• **WHAT IS BEING ASKED**:
Each line of the entries below that includes "Beschikbare" belongs in your answer.
(EXTRACTED MATERIAL begins)
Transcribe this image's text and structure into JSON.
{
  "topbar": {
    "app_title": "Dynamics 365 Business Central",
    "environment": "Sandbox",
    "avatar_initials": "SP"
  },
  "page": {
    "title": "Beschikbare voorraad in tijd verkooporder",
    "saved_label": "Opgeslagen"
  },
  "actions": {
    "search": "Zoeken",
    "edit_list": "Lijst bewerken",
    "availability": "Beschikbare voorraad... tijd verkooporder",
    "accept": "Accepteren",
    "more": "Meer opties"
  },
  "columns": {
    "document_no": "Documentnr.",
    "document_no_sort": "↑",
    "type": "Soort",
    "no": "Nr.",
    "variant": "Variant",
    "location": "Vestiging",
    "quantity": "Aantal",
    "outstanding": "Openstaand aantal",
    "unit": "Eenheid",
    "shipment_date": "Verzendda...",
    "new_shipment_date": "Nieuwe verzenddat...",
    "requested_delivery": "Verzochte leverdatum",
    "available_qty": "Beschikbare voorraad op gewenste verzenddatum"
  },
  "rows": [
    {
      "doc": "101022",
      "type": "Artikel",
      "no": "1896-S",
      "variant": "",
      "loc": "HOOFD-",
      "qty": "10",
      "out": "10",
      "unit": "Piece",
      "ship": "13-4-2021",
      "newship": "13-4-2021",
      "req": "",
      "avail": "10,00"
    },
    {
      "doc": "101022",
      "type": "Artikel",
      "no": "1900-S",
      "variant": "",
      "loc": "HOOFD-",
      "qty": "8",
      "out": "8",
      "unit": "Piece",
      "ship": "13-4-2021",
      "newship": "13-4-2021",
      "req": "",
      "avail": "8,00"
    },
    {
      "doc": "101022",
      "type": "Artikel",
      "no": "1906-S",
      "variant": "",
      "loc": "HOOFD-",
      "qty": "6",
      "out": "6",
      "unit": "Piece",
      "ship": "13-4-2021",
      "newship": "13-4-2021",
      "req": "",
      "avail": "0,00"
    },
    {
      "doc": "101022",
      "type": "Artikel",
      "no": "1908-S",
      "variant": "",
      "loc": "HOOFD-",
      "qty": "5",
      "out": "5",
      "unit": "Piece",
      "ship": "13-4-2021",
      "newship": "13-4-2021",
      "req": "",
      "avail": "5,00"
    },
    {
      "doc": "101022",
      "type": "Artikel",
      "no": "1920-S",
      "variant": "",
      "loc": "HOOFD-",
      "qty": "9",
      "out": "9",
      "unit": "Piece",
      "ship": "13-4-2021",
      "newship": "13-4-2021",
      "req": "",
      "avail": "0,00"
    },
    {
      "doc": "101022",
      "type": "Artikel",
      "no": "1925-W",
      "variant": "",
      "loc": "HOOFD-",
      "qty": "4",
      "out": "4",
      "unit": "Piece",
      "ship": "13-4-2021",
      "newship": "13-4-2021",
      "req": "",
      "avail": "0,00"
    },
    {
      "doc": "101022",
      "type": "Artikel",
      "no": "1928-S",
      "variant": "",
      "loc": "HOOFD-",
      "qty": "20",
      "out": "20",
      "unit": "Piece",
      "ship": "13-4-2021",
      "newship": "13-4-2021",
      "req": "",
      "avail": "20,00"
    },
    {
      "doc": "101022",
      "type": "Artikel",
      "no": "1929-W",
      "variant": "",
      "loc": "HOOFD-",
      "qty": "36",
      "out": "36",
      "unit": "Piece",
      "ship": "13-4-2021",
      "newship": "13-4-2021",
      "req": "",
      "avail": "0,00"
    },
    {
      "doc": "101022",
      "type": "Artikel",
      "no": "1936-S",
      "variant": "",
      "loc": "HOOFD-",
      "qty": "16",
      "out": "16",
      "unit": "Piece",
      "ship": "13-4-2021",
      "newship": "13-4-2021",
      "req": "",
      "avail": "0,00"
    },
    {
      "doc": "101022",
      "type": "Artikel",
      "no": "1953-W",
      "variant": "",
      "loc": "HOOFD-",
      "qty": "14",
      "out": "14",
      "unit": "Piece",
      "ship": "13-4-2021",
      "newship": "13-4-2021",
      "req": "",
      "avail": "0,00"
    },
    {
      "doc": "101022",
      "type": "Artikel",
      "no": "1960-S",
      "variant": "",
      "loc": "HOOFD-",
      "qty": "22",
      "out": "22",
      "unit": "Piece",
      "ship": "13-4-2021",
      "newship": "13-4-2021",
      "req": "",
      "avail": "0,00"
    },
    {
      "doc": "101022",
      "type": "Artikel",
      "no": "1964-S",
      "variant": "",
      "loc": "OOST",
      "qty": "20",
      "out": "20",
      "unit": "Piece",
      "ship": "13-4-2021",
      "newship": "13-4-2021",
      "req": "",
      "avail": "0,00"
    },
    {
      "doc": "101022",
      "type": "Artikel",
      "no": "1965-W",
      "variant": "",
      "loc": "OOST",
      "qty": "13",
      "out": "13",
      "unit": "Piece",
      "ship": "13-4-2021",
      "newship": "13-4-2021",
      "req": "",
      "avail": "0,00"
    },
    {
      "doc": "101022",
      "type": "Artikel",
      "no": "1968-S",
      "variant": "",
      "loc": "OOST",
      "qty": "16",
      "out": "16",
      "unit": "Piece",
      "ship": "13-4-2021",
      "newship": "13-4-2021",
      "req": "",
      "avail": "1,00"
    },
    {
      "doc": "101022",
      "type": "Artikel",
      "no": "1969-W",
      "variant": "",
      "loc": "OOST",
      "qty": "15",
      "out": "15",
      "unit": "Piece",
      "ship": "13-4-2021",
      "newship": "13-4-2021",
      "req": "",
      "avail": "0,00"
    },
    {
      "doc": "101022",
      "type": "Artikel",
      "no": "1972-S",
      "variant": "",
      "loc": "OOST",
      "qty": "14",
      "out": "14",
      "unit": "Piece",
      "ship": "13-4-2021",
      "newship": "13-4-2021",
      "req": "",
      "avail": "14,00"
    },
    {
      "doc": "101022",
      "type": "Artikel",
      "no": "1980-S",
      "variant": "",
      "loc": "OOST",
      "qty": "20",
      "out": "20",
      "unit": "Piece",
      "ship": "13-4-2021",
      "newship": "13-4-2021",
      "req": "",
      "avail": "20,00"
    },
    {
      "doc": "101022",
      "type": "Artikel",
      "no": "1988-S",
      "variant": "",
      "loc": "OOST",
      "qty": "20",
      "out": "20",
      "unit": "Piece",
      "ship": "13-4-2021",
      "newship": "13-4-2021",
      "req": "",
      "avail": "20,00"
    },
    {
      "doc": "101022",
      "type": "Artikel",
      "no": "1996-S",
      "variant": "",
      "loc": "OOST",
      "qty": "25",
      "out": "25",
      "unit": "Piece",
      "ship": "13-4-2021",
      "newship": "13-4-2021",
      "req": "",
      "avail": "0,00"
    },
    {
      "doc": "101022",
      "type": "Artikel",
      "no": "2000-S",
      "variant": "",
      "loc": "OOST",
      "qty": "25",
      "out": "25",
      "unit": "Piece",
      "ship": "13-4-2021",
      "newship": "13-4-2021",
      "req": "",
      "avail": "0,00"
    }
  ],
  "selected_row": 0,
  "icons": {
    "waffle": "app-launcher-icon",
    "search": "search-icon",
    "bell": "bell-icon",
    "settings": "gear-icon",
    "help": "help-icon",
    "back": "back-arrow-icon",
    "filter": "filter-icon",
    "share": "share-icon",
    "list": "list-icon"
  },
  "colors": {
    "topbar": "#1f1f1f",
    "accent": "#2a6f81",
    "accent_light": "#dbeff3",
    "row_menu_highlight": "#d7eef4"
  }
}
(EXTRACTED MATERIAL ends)
• **SOLVED EXERCISE**:
    "title": "Beschikbare voorraad in tijd verkooporder",
    "availability": "Beschikbare voorraad... tijd verkooporder",
    "available_qty": "Beschikbare voorraad op gewenste verzenddatum"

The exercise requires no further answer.